◆ **Work order**
Search the data below for the word "name" and copy each line that holds it.

◆ **Records for this task**
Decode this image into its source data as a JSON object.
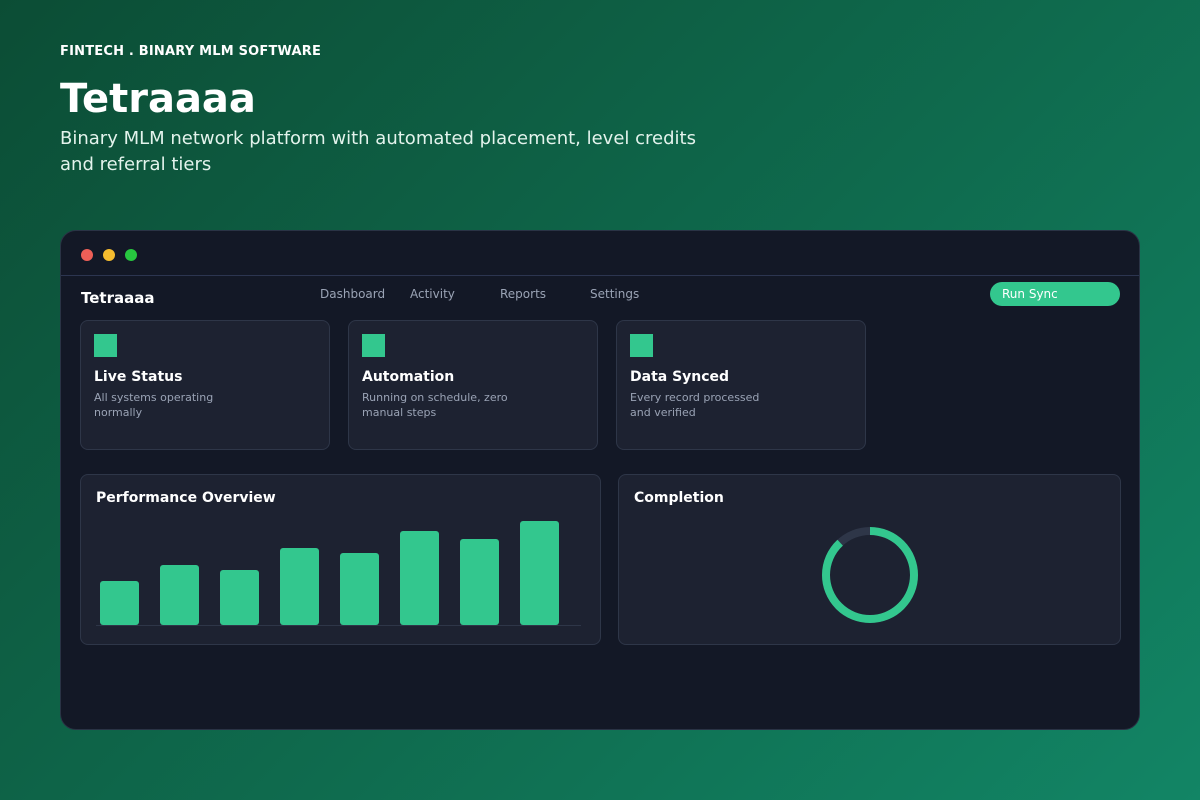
{
  "hero": {
    "eyebrow": "FINTECH . BINARY MLM SOFTWARE",
    "title": "Tetraaaa",
    "subtitle": "Binary MLM network platform with automated placement, level credits and referral tiers"
  },
  "app": {
    "brand": "Tetraaaa",
    "nav": [
      "Dashboard",
      "Activity",
      "Reports",
      "Settings"
    ],
    "action_button": "Run Sync"
  },
  "cards": [
    {
      "title": "Live Status",
      "description": "All systems operating normally"
    },
    {
      "title": "Automation",
      "description": "Running on schedule, zero manual steps"
    },
    {
      "title": "Data Synced",
      "description": "Every record processed and verified"
    }
  ],
  "panels": {
    "performance_title": "Performance Overview",
    "completion_title": "Completion"
  },
  "colors": {
    "accent": "#33c78e",
    "track": "#2e3648",
    "window_bg": "#131826",
    "card_bg": "#1d2231"
  },
  "chart_data": [
    {
      "type": "bar",
      "title": "Performance Overview",
      "values": [
        44,
        60,
        55,
        77,
        72,
        94,
        86,
        104
      ],
      "ylim": [
        0,
        110
      ],
      "grid": false,
      "color": "#33c78e"
    },
    {
      "type": "pie",
      "title": "Completion",
      "values": [
        0.88
      ],
      "color": "#33c78e",
      "track_color": "#2e3648"
    }
  ]
}
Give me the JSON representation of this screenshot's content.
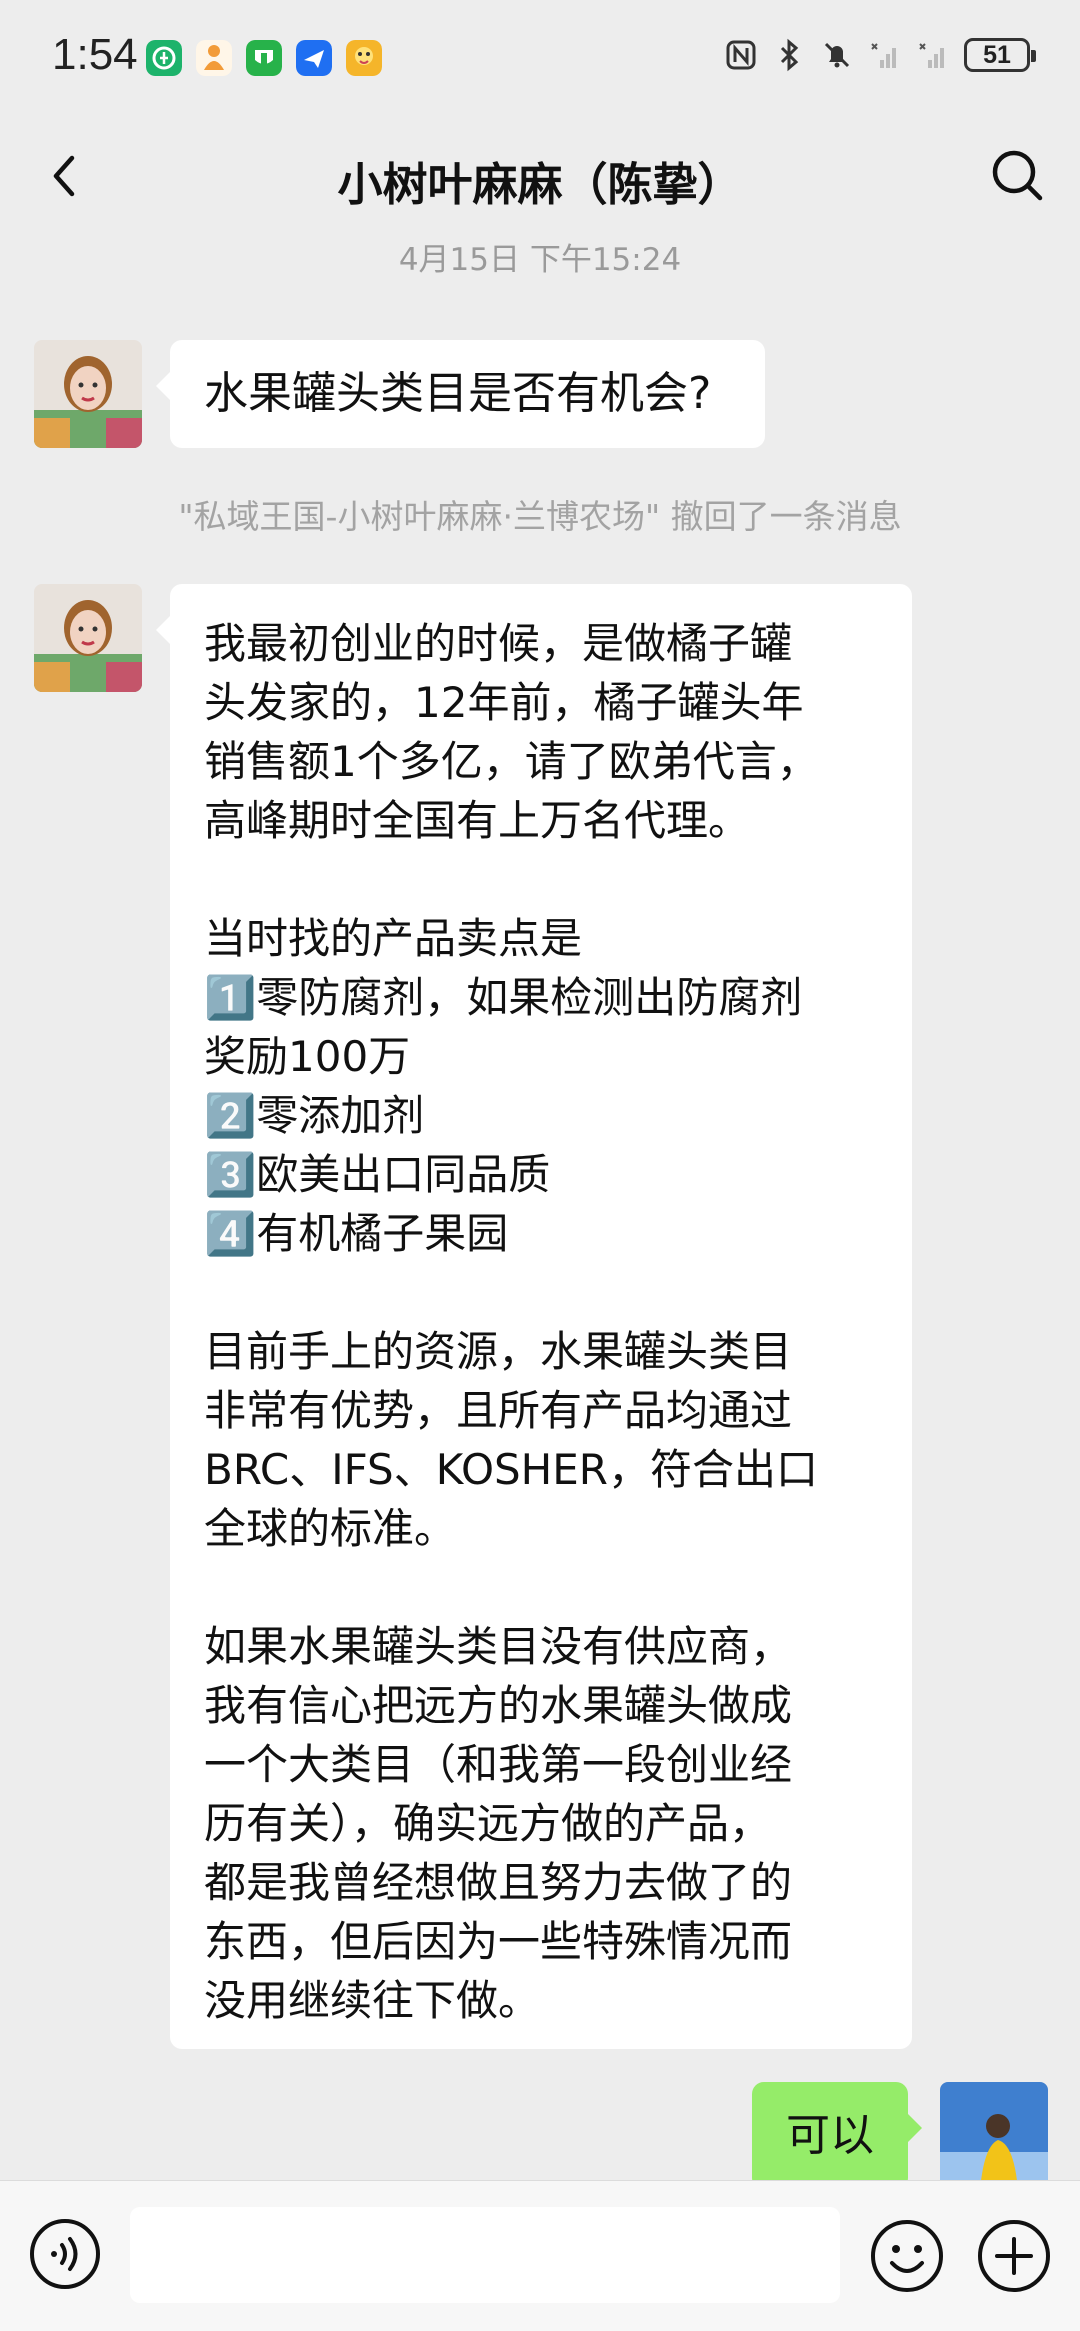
{
  "status_bar": {
    "time": "1:54",
    "battery": "51",
    "app_icons": [
      {
        "name": "green-circle-app-icon",
        "color": "#1db36b"
      },
      {
        "name": "orange-figure-app-icon",
        "color": "#f29b38"
      },
      {
        "name": "green-cart-app-icon",
        "color": "#27b24a"
      },
      {
        "name": "blue-plane-app-icon",
        "color": "#1f6ff2"
      },
      {
        "name": "yellow-duck-app-icon",
        "color": "#f5b52a"
      }
    ]
  },
  "header": {
    "title": "小树叶麻麻（陈挚）"
  },
  "chat": {
    "timestamp": "4月15日 下午15:24",
    "messages": [
      {
        "side": "left",
        "text": "水果罐头类目是否有机会?"
      },
      {
        "side": "left",
        "text": "我最初创业的时候，是做橘子罐\n头发家的，12年前，橘子罐头年\n销售额1个多亿，请了欧弟代言，\n高峰期时全国有上万名代理。\n\n当时找的产品卖点是\n1️⃣零防腐剂，如果检测出防腐剂\n奖励100万\n2️⃣零添加剂\n3️⃣欧美出口同品质\n4️⃣有机橘子果园\n\n目前手上的资源，水果罐头类目\n非常有优势，且所有产品均通过\nBRC、IFS、KOSHER，符合出口\n全球的标准。\n\n如果水果罐头类目没有供应商，\n我有信心把远方的水果罐头做成\n一个大类目（和我第一段创业经\n历有关），确实远方做的产品，\n都是我曾经想做且努力去做了的\n东西，但后因为一些特殊情况而\n没用继续往下做。"
      },
      {
        "side": "right",
        "text": "可以"
      }
    ],
    "recall_notice": "\"私域王国-小树叶麻麻·兰博农场\" 撤回了一条消息"
  },
  "input_bar": {
    "placeholder": ""
  },
  "colors": {
    "background": "#ededed",
    "bubble_left": "#ffffff",
    "bubble_right": "#95ec69"
  }
}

◆ **Exercise result**
        "name": "green-circle-app-icon",
        "name": "orange-figure-app-icon",
        "name": "green-cart-app-icon",
        "name": "blue-plane-app-icon",
        "name": "yellow-duck-app-icon",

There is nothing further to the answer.